Element data from apps and pages

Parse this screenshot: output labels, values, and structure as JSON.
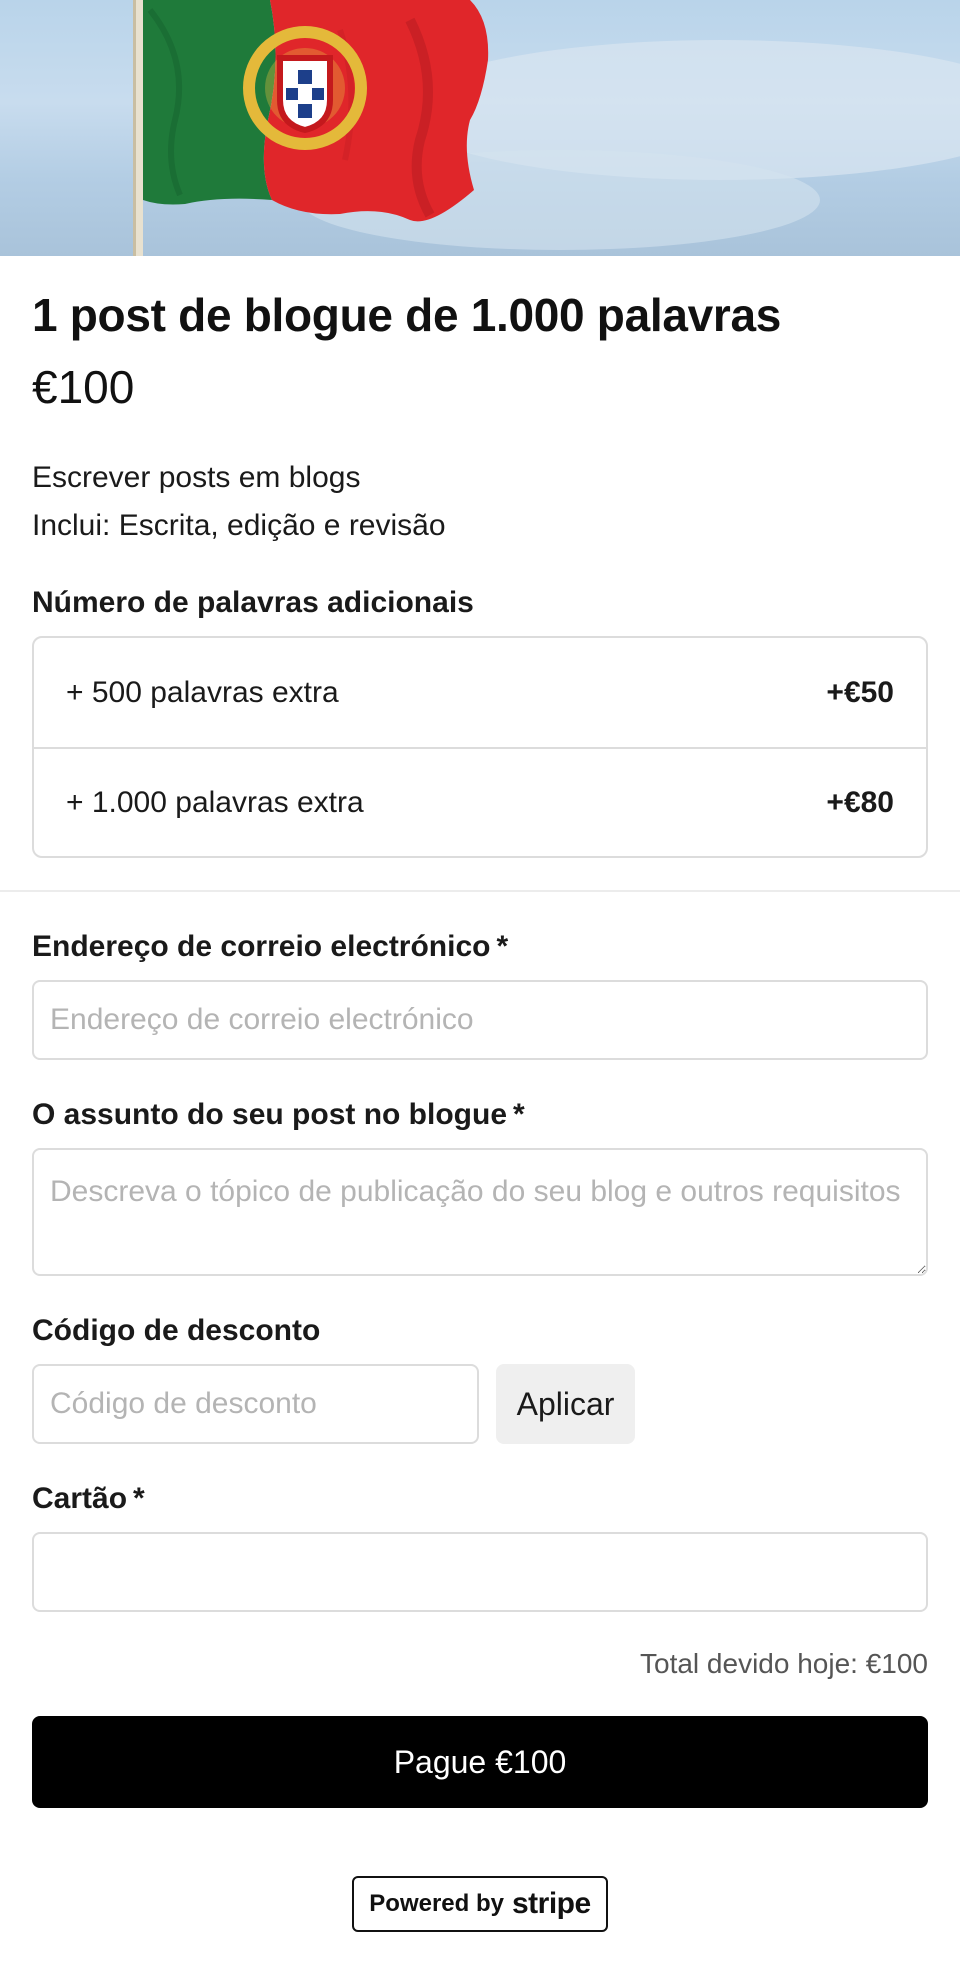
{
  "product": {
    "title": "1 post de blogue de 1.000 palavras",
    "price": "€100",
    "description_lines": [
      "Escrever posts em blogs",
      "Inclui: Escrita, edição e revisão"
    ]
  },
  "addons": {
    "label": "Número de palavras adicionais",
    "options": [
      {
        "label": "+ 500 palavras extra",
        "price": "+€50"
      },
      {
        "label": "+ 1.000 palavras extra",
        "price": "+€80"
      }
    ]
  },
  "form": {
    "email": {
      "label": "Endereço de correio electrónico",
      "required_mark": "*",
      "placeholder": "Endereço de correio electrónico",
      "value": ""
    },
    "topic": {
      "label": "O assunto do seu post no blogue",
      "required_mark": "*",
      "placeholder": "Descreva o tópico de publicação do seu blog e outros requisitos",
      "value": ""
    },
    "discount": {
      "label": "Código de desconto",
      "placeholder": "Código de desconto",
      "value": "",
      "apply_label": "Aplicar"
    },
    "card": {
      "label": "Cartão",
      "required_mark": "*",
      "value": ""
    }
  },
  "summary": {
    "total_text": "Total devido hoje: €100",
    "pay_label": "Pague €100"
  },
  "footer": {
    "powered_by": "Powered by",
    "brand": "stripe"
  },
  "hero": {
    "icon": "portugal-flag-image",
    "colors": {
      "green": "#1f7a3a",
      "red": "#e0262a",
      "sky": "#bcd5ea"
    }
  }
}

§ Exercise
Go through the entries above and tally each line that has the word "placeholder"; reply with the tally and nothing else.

§ Final answer
3